Design & animation studio takes style cue from neo-noir graphic novels.
New York, NY -- When swamp rock blues duo The Peach Kings needed a video for the title track of their just-released EP “Mojo Thunder,” they found their match in New York-based design & animation studio Ataboy. The storytelling-driven animated video tells a hypnotic tale of vice and voodoo and explores how cycles of abuse and pain can trigger self-destructive behavior.
“At the onset of the creative process, we were asked to think ‘swamp, dark and psychedelic,’” says Vikkal Parikh, Owner and Creative Director of Ataboy. “We took that direction and crafted a sexy, graphic and engrossing visual story.”
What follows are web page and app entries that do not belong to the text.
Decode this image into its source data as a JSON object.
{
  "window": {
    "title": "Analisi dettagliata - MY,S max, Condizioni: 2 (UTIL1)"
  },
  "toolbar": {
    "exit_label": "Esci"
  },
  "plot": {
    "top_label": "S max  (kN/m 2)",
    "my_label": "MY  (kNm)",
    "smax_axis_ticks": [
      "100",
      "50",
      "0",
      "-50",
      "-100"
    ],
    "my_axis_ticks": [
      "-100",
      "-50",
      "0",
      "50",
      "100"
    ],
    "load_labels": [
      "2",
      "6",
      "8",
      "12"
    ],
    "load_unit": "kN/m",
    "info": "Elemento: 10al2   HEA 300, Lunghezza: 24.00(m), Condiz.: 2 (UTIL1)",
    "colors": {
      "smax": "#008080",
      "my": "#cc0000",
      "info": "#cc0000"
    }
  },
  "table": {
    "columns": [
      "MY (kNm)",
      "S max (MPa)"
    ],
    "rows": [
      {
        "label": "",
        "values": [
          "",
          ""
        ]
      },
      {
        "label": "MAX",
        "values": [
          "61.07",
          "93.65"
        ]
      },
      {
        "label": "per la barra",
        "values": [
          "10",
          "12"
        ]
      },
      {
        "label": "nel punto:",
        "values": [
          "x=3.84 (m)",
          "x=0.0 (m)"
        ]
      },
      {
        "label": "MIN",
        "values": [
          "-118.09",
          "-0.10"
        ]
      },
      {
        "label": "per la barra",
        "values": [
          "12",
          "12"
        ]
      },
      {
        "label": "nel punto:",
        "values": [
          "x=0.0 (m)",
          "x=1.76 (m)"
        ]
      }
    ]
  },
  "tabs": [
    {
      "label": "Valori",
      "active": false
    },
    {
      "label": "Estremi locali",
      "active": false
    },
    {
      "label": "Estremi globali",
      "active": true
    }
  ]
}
“Mojo Thunder” tells the story of a man trying to escape the pain of his past by indulging in his vices, only to see himself sinking deeper into the grim realities of life. Kris Merc and Benjy Brooke, who served as directors for Ataboy, studied the backgrounds of crime lords and read pulp novels for inspiration.
“The visuals had to leave the viewer a bit haunted and uneasy,” says Merc. “The song really brings out that feeling of darkness, voodoo dreams, and Santeria wishes.”
Inspired by the gritty late ‘80s and early ‘90s neo-noir graphic stylings of Frank Miller’s “Sin City,” Bruce Timm’s “Batman,” ‘30s Spanish comic “Torpedo,” graphic artist Michael Deforge and the more outrageous designs of Betty Boop illustrator Max Fleischer, Ataboy decided to eschew color in favor of a darkly shaded, angular graphic, white-on-black sketch design.
Since the timeline for the project was condensed -- only one-and-a-half months from start to finish -- once the final storyboards and a working animatic were completed, Ataboy’s team of animators worked in Photoshop to bring the lyrics to life.
“Photoshop animation is a weird beast, but it allows for a direct, textural animation style,” says Brooke. “We were after a look and feel as close to handmade as a computer can offer.”
Before deciding on Photoshop, the Ataboy team experimented with hand-designed options, from working in newsprint to drawing with chalk and white crayons on black cardstock.
“As soon as we heard the song, we were invested in finding the best medium to tell this story,” says Parikh. “Music videos can be a very involved process, as was the case with this one. The entire Ataboy team really pulled out all the stops, and it shows in the final result.”